A limited number of speakers can be accommodated during Friday’s three-hour “universal periodic review” (UPR) session in
Others high up on the list of 85 countries include
A lawmaker who chairs
Charging that the U.S. holds itself up as the example for others to emulate even while violating rights at home, Elahian told Iran’s Fars news agency that this had “redoubled the importance” of the U.S. review.
As part of the UPR process, every U.N. member state presents its rights record, once every four years, for the rest of the international community to examine, question and offer recommendations. More than 100 countries have gone through the process since it was inaugurated in mid-2008.
Although carried out under the auspices of the Human Rights Council, countries under review as well as those participating are not limited to the HRC’s 47 members.
Of the three-hour UPR, two hours are reserved for statements from country representatives, who usually speak for no more than two minutes each.
Ahead of a particular country’s UPR, diplomats interested in speaking sign up on a first come, first serve basis.
The speakers' list usually is compiled just before the UPR but, according to diplomats cited Wednesday by a Geneva-based NGO, U.N. Watch, Cuban officials “took the lead last week in circulating an advance sign-up sheet.”
“We are concerned that Iran, Cuba, Venezuela and other non-democracies are planning to hijack the session to score propaganda points and drum up anti-American sentiment worldwide,” said the organization’s executive director, Hillel Neuer.
Human Rights Council spokeswoman Claire Kaplun, who provided the list on Thursday, said it was possible the list could change before Friday morning. She also confirmed that due to the large number of signed-up countries, not all would be accommodated.
As such, the fact that countries hostile to the
Since the UPR process kicked off in 2008, the speakers’ list has emerged as a problem, with a growing number of countries raising concerns that the process is being abused and politicized.
In a bid to preempt anticipated criticism from liberal democracies, countries with poor records are reportedly ensuring that their allies sign up in large numbers so as to dominate proceedings with anodyne expressions of support.
Conversely, when a state under review (SuR) is a democracy that for some reason is viewed with antagonism by other countries, the speakers’ list is quickly filled by countries wishing to use the UPR as an opportunity to attack their chosen target.
(A delegate from
A report evaluating the UPR process, prepared this year by a Geneva-based NGO called UPR Info touched on the difficulties.
“Very often the speaking time is taken over by the so called ‘friendly’ states to the SuR,” it said.
“Sometimes these friendly states take a lot of time to praise the SuR’s accomplishments rather than make constructive critiques. Limited speaking time and number of speakers contradicts to the principle of universality of the UPR.”
The U.S. Mission in

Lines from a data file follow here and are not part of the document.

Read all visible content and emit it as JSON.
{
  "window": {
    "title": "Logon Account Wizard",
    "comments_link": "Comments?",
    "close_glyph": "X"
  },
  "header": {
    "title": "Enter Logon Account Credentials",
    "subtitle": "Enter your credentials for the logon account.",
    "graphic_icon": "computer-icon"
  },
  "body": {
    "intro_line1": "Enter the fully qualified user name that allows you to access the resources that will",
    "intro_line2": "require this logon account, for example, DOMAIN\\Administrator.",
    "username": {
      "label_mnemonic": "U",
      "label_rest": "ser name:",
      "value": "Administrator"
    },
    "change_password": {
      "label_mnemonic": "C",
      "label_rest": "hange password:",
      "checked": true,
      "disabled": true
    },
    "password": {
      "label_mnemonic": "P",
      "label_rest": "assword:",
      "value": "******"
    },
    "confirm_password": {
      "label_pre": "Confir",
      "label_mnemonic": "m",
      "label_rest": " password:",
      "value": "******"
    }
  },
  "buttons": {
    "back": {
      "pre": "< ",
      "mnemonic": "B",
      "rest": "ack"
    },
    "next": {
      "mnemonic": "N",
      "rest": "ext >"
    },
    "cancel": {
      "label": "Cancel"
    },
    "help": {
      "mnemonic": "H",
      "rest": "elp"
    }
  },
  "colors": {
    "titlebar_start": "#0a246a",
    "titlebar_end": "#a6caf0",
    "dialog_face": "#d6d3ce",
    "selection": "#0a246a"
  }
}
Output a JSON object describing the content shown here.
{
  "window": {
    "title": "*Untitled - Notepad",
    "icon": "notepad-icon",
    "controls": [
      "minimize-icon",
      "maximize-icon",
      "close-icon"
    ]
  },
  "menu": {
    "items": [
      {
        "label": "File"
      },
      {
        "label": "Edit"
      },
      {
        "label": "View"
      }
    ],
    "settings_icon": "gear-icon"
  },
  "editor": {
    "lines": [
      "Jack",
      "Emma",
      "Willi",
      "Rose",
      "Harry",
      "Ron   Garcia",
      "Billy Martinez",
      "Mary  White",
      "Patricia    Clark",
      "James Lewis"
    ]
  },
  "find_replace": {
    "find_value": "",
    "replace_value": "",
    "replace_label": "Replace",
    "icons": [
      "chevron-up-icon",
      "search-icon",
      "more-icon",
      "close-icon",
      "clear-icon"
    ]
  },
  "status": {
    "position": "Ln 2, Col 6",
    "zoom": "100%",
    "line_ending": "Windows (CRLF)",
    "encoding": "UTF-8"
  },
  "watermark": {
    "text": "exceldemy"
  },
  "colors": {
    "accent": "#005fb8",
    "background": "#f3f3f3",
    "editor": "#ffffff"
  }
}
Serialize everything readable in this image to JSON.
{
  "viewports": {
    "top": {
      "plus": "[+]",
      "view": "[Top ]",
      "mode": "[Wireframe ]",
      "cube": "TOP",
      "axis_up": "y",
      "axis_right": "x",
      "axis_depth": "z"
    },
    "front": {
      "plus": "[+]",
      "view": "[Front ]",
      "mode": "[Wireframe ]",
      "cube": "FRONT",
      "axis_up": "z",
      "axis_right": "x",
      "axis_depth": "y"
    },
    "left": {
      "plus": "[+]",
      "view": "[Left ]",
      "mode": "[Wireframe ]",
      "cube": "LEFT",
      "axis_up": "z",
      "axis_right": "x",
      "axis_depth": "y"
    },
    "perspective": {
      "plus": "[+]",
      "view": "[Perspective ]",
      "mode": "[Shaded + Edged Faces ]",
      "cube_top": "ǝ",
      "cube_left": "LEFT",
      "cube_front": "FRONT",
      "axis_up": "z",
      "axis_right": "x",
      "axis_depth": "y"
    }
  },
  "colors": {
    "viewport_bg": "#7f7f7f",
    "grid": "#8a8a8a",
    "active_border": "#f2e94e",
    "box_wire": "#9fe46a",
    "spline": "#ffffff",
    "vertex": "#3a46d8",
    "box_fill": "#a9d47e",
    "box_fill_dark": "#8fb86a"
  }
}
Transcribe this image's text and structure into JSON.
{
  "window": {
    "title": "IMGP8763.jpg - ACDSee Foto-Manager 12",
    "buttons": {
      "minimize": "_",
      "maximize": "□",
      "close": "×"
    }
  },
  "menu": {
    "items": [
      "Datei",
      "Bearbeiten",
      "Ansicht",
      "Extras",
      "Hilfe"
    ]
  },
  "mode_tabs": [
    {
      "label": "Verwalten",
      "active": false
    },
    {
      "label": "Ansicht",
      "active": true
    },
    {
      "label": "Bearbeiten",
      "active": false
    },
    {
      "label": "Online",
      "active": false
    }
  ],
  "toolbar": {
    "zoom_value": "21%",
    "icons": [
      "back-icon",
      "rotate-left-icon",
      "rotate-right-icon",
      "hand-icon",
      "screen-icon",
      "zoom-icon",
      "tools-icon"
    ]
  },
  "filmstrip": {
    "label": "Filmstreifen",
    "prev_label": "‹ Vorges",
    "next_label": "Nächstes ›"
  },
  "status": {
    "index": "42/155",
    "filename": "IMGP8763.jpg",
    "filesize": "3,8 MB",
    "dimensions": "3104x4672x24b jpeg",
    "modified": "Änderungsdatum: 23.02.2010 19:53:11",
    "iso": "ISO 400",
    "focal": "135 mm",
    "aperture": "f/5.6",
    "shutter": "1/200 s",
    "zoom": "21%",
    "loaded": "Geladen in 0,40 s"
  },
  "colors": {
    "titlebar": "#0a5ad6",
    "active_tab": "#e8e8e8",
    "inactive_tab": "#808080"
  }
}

It says the UPR format should be changed, even if that means extending the current three-hour session when necessary.
The U.S. will be represented on Friday by a senior delegation led by two assistant secretaries of state, Esther Brimmer (International Organization Affairs) and Michael Posner (Democracy, Human Rights, and Labor), and State Department legal advisor Harold Hongju Koh.
Iranian foreign ministry spokesman Ramin Mehmanparast this week called on countries that are concerned about the human rights situation in the West to take an active part in the UPR session and to urge the
Examples of the “violations” prevalent in the
More executions take place in